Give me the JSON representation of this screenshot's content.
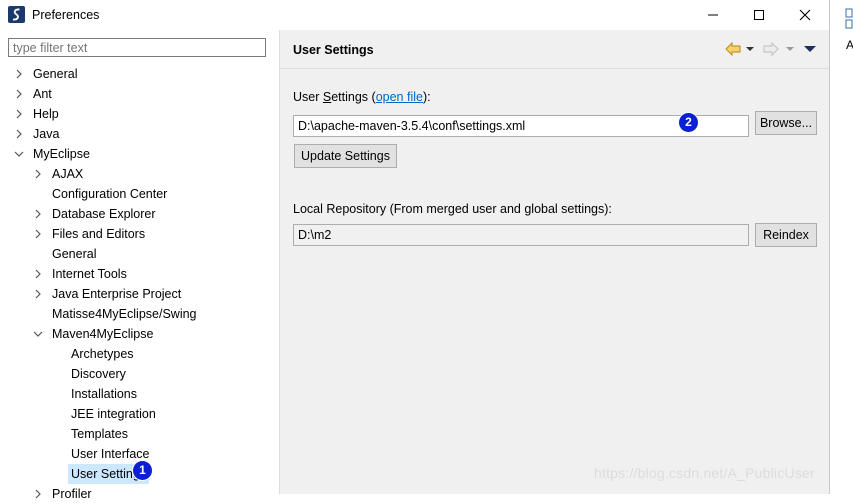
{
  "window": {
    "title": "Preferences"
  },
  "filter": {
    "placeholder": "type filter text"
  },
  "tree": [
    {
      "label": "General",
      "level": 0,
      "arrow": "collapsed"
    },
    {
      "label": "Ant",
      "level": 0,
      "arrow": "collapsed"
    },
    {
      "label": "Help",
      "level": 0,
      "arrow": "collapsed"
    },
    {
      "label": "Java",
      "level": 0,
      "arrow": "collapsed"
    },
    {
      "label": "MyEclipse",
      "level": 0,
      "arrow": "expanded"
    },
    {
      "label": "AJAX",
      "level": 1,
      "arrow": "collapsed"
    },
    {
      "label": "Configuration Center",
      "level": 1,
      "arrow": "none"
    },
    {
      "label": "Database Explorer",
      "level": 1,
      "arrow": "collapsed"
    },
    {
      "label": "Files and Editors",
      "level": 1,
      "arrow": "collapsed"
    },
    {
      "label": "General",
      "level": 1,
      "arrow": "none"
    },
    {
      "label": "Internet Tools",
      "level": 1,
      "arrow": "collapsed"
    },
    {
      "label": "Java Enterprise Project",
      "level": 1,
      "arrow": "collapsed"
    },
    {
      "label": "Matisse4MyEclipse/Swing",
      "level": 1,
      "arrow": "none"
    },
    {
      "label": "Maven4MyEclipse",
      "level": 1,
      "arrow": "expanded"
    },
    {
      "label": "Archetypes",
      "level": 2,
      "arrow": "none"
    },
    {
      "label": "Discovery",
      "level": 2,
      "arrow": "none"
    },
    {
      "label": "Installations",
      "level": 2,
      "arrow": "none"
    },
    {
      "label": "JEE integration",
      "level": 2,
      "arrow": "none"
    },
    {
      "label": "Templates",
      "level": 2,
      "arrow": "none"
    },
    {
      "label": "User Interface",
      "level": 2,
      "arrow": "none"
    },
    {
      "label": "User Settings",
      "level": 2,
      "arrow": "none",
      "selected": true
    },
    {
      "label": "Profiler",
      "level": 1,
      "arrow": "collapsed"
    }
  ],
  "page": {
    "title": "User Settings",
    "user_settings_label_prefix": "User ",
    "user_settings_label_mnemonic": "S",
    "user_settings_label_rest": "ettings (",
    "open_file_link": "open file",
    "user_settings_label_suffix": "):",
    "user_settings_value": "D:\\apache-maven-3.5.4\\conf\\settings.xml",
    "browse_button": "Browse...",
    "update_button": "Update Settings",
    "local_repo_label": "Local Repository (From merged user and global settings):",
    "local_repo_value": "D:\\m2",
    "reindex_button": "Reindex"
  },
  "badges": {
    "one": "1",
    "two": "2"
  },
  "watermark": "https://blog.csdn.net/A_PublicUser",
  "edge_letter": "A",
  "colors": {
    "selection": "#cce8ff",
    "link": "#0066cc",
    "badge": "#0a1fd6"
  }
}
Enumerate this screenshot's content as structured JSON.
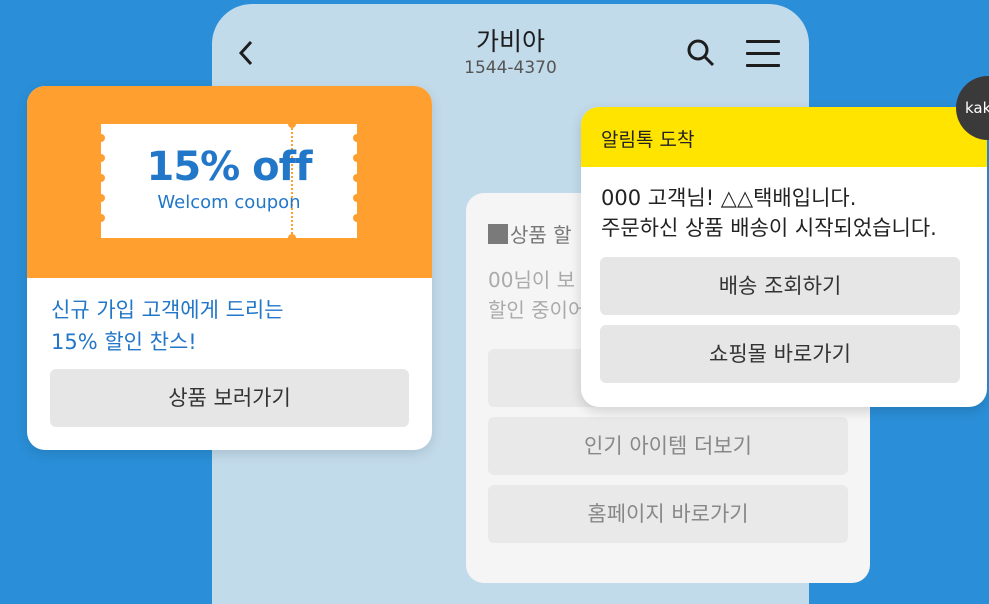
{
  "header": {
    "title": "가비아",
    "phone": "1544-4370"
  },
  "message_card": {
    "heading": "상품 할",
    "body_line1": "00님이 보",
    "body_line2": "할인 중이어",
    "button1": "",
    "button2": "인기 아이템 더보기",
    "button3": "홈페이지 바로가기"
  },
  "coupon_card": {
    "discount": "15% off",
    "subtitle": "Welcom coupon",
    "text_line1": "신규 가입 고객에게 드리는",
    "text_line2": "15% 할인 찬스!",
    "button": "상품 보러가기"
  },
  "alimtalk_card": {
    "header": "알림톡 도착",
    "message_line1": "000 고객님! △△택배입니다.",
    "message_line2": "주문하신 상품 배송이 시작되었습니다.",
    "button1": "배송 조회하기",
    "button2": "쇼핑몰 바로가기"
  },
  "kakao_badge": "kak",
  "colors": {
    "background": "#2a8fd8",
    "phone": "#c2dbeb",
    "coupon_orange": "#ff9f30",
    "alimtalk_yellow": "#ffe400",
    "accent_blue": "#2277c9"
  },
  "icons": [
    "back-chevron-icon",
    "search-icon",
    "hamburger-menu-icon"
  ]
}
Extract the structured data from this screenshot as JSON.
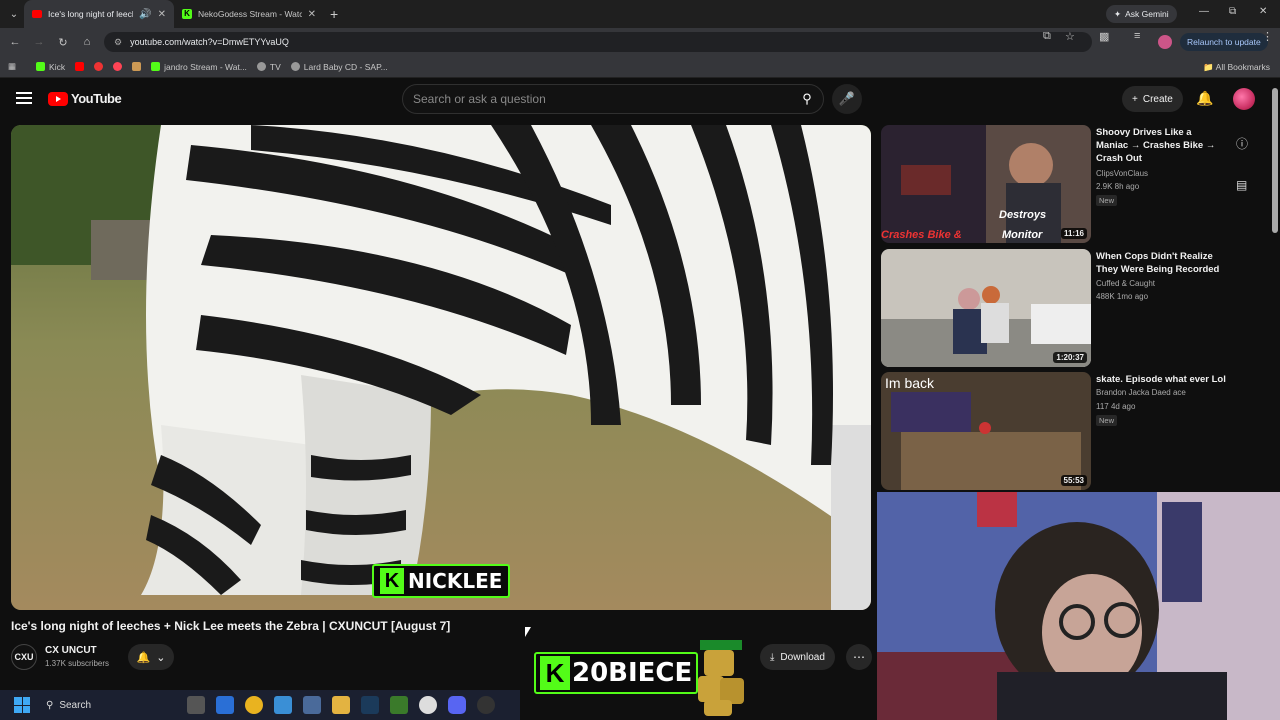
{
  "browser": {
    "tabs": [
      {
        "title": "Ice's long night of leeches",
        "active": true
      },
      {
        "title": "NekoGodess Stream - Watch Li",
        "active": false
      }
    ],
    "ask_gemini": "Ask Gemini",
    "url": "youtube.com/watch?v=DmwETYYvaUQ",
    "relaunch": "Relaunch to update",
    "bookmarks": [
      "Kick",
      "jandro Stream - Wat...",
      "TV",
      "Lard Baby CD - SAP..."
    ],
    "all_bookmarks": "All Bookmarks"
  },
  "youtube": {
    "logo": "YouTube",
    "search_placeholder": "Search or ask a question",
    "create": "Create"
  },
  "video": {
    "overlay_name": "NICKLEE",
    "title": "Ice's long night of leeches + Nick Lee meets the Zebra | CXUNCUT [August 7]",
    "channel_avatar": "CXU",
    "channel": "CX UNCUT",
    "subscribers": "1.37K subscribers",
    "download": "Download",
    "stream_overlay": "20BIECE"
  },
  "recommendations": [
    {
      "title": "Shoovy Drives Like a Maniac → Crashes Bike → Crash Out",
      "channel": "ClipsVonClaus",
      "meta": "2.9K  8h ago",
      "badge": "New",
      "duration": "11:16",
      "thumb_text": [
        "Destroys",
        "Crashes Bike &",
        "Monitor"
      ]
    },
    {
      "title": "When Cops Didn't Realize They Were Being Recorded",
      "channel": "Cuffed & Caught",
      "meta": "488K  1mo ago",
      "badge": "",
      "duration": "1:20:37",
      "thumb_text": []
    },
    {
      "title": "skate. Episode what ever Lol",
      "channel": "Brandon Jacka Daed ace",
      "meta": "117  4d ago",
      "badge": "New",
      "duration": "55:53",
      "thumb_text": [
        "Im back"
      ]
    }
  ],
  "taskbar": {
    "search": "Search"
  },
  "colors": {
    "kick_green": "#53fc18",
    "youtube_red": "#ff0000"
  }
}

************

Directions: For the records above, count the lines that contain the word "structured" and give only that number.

Result of this exercise: 2